Friday, February 19, 2010

Appellate court halts grave removals near O'Hare

Several news accounts on the latest in the case:
Daily Herald
Chicago Tribune

Thursday, February 18, 2010

Chicago begins moving graves at St. Johannes

Chicago has begun moving graves in the expansion project for O'Hare International Airport.
Here's the report from a local TV station.

Wednesday, February 17, 2010

Update on Montgomery, Ala., cemetery

The city council wants to issue an order to stop burials at this cemetery until it's determined who owns and/or runs it.

Saturday, February 13, 2010

More links to the O'Hare vs. cemetery case
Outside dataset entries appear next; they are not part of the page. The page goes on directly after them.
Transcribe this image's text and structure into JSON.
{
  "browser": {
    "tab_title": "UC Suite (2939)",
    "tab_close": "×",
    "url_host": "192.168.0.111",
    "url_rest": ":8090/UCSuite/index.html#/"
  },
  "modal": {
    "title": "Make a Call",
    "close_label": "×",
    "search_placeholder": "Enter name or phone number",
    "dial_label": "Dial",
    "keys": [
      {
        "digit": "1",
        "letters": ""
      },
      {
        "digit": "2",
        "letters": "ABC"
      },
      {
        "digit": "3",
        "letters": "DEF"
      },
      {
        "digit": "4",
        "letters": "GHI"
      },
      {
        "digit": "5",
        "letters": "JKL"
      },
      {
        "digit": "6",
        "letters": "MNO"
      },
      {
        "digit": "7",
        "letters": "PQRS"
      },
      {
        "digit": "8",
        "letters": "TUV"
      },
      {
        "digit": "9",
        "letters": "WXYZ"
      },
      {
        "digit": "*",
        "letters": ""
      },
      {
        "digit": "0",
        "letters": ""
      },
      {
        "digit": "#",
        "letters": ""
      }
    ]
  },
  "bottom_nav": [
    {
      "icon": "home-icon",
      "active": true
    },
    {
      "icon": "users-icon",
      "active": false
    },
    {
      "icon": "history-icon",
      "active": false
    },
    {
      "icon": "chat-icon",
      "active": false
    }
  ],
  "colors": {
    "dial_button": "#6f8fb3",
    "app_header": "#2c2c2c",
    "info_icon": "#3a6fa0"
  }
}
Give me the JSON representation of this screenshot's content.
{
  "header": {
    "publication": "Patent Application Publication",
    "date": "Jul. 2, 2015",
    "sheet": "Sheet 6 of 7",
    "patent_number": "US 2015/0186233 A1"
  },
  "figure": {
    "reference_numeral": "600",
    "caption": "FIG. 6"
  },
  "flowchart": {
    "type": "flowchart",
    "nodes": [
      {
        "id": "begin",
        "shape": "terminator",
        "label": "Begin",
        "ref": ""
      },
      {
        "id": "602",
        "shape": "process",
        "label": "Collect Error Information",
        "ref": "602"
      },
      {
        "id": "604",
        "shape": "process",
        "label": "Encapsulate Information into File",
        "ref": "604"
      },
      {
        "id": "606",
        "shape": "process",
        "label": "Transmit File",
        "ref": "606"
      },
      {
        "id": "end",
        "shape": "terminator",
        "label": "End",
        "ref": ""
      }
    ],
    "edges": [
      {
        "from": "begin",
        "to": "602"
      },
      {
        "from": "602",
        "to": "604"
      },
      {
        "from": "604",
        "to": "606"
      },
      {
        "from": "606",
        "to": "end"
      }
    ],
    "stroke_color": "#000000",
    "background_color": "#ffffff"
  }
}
Rather than link to each story individually, here is the Google news link with a host of those stories.
Here is a report on the case by The Beckett Fund for Religious Liberty.
Here's an article from
I've also included a photo here from that site:

Airlines balk at O'Hare expansion plan

The proposed expansion of Chicago's O'Hare International Airport, which has sparked an eminent domain case involving a cemetery whose land Chicago wants, has run into another wall of opposition: Two major airlines -- United and American -- oppose fee hikes linked to the plan.

Friday, February 12, 2010

Marksmen help thin deer herd damaging Pa. cemetery

Marksmen have been recruited to help thin the deer herds that cause damage in one Pennsylvania cemetery.

Coalition works to save Ga. cemetery

Efforts are under way to preserve a historic African-American cemetery in Savannah, Ga.
Here's an interesting tidbit from the story, not directly cemetery-related, but more to do with geocaching:

Arch a big cache for gamers

Though few of the people who speed past the LePageville Memorial Cemetery on President Street pay much attention to the area, it's become a popular spot for participants in the GPS-driven game of geocaching.

Once they locate the exact coordinates, the players sign a list that's securely set inside a small canister.

Geocaching "is a worldwide game of hiding and seeking treasure," according to its official Web site. It requires GPS technology to participate, and there are some 985,877 active geocaches around the world.

The LePageville Memorial Cemetery is one of many sites in the Savannah area. Other local geocache destinations include Fort Pulaski, Columbia Square and Bonaventure Cemetery.

Thursday, February 11, 2010

Cemetery owners vow to continue fight against O'Hare project

Owners of a suburban Chicago cemetery under threat of a takeover for expansion of O'Hare International Airport say they expect to file an appeal soon of a judge's order allowing the "taking."
Among their issues are religious freedom -- it is a Catholic cemetery -- and the fear that another Burr Oak could happen. (Burr Oak is the Illinois cemetery where bodies were improperly buried. Here is a link to other items posted at this blog about that case.)
A concern here at WPTG is that one town (Chicago) is trying to take land from another (Addison Township) using eminent domain.

Wednesday, February 10, 2010

Unmarked graves found in black cemetery

A survey of a historically black cemetery in Chapel Hill, North Carolina, has found about 60 unmarked graves.

Funeral homes and winter (cemeteries, too?)

Here's an article about the struggles of funeral homes in dealing with bad winter weather. Are cemeteries struggling, too? In ways more than the obvious, such as snow removal and digging graves?
I'm eager to find out whether there are long-term issues with heavy snow...saturated ground, wind damage, etc. Feel free to comment here and write to my e-mail address with information and leads for a future article here.
Here is a similar article in the Washington Post.
FoxNews also has a report.

Update on O'Hare expansion (aka, eminent domain) project

Hree is the latest on the plans to expand Chicago's O'Hare International Airport. From the Chicago Tribune:
DuPage County Judge Hollis Webster ordered that the title of the 5.3-acre St. Johannes Cemetery in Addison Township be transferred from St. John's United Church of Christ to the city. She also ordered that Chicago pay the church $630,000 for the land, which stands between two segments of a new runway already under construction.

At the heart of this dispute is a controversial ruling by this same judge to approve Chicago's use of eminent domain for the project.
Here's where it could get interesting for observers of eminent domain cases. First, the Supreme Court's Kelo decision of 2005 broadly expanded eminent domain powers (interestingly enough, Pfizer, the main beneficiary of that ruling, has abandoned the project after uprooting so many people's lives). In that case, the Supreme Court ruled that land could be claimed from one private by a government entity and turned over to another private entity.
Now, here we have a judge ruling that one town can take land of another. One can only imagine that this case is far from over.